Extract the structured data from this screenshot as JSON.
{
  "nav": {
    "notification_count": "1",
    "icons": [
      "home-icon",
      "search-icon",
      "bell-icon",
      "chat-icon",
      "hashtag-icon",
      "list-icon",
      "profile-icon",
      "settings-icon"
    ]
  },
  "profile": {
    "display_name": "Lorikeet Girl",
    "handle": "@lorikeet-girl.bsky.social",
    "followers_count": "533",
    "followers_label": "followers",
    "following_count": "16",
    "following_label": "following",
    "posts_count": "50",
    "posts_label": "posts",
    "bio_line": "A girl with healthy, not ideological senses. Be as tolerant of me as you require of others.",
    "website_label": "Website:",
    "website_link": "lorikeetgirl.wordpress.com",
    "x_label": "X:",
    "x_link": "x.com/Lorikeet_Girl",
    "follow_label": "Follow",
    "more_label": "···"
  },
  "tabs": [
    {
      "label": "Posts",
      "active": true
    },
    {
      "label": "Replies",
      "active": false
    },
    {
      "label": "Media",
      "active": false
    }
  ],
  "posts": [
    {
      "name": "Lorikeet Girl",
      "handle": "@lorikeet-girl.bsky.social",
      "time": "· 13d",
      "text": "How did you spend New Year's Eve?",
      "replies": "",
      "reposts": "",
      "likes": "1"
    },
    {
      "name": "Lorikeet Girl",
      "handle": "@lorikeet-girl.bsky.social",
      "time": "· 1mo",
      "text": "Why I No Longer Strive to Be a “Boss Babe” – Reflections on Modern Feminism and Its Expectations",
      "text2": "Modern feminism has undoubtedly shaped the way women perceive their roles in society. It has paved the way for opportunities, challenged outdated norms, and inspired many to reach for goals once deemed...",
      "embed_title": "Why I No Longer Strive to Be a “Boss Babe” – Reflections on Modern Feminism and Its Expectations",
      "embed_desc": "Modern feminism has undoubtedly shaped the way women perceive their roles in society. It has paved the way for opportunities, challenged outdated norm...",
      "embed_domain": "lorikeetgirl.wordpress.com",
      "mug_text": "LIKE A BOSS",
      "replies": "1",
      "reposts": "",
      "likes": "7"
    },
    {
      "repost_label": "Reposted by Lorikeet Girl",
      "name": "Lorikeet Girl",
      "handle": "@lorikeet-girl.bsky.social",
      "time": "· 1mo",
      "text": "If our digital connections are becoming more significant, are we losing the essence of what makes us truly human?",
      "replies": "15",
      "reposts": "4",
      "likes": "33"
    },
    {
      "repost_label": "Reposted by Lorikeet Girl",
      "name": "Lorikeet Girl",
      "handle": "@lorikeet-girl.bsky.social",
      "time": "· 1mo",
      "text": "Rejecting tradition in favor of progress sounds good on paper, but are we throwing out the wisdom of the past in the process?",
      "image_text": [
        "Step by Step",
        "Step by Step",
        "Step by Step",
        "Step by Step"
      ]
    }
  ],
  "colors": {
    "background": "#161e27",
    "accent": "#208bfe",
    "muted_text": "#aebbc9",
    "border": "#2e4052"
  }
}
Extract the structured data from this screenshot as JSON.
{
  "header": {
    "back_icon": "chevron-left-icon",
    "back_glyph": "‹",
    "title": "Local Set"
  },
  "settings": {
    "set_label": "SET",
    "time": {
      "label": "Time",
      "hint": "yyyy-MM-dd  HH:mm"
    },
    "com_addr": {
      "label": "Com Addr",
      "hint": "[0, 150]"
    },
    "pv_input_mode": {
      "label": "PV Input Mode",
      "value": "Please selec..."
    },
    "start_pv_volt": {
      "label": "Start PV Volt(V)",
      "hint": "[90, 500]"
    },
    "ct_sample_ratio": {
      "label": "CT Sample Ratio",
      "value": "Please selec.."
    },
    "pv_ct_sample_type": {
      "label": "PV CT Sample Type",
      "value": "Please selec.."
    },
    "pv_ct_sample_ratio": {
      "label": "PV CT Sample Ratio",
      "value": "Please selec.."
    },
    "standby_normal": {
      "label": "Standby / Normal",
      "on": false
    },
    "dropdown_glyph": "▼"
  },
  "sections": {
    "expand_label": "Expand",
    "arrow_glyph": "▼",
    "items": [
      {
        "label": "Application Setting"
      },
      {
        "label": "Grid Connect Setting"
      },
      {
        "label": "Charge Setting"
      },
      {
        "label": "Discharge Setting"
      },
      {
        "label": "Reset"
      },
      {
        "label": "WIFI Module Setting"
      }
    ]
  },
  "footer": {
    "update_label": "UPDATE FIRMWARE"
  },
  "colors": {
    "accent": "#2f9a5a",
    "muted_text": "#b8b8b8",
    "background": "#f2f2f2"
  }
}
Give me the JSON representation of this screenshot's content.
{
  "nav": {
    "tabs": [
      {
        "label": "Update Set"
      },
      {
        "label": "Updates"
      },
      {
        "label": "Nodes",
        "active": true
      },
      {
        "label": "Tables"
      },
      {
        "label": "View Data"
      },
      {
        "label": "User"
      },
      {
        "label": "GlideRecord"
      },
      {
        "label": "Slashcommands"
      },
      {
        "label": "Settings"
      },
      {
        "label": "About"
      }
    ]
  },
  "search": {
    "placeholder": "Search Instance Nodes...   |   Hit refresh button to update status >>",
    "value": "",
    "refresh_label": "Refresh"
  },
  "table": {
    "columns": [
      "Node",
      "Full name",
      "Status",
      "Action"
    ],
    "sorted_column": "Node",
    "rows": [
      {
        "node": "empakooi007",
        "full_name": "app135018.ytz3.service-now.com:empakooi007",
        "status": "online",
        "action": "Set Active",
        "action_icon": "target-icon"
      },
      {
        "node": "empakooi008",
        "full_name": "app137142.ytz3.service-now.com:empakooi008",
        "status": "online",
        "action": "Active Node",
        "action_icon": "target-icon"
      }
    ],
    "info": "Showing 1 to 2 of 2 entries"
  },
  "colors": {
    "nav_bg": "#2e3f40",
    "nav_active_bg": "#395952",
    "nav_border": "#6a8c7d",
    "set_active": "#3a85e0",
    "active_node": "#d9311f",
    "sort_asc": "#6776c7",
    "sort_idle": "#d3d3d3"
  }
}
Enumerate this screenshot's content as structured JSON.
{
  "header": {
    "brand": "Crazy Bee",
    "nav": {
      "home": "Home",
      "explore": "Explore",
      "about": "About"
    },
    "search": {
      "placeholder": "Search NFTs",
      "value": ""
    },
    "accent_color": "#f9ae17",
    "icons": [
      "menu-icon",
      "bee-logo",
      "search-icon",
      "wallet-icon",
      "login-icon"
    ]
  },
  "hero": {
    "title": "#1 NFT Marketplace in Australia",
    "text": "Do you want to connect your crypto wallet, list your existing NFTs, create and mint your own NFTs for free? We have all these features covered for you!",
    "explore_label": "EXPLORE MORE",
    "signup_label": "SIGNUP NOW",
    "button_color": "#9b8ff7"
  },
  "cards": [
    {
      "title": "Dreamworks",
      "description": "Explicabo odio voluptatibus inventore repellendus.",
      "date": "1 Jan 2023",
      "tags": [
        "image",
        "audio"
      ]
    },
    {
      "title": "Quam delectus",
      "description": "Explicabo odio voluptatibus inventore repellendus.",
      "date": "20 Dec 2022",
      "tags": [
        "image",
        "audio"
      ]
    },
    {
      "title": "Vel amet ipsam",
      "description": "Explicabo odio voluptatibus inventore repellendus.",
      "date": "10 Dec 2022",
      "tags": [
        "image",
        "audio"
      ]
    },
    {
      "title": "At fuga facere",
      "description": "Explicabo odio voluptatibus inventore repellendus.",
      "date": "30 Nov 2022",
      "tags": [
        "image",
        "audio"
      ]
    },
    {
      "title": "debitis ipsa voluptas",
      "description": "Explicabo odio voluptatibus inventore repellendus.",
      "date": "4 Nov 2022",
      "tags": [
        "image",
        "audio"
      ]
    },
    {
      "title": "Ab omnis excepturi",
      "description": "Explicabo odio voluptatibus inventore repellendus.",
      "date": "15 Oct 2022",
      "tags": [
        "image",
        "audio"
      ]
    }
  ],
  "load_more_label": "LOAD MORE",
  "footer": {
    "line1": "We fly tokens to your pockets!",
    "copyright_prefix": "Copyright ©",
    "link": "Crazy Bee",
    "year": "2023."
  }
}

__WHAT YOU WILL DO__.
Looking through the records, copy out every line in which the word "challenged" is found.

__WRITTEN ANSWER__.
      "text2": "Modern feminism has undoubtedly shaped the way women perceive their roles in society. It has paved the way for opportunities, challenged outdated norms, and inspired many to reach for goals once deemed...",
      "embed_desc": "Modern feminism has undoubtedly shaped the way women perceive their roles in society. It has paved the way for opportunities, challenged outdated norm...",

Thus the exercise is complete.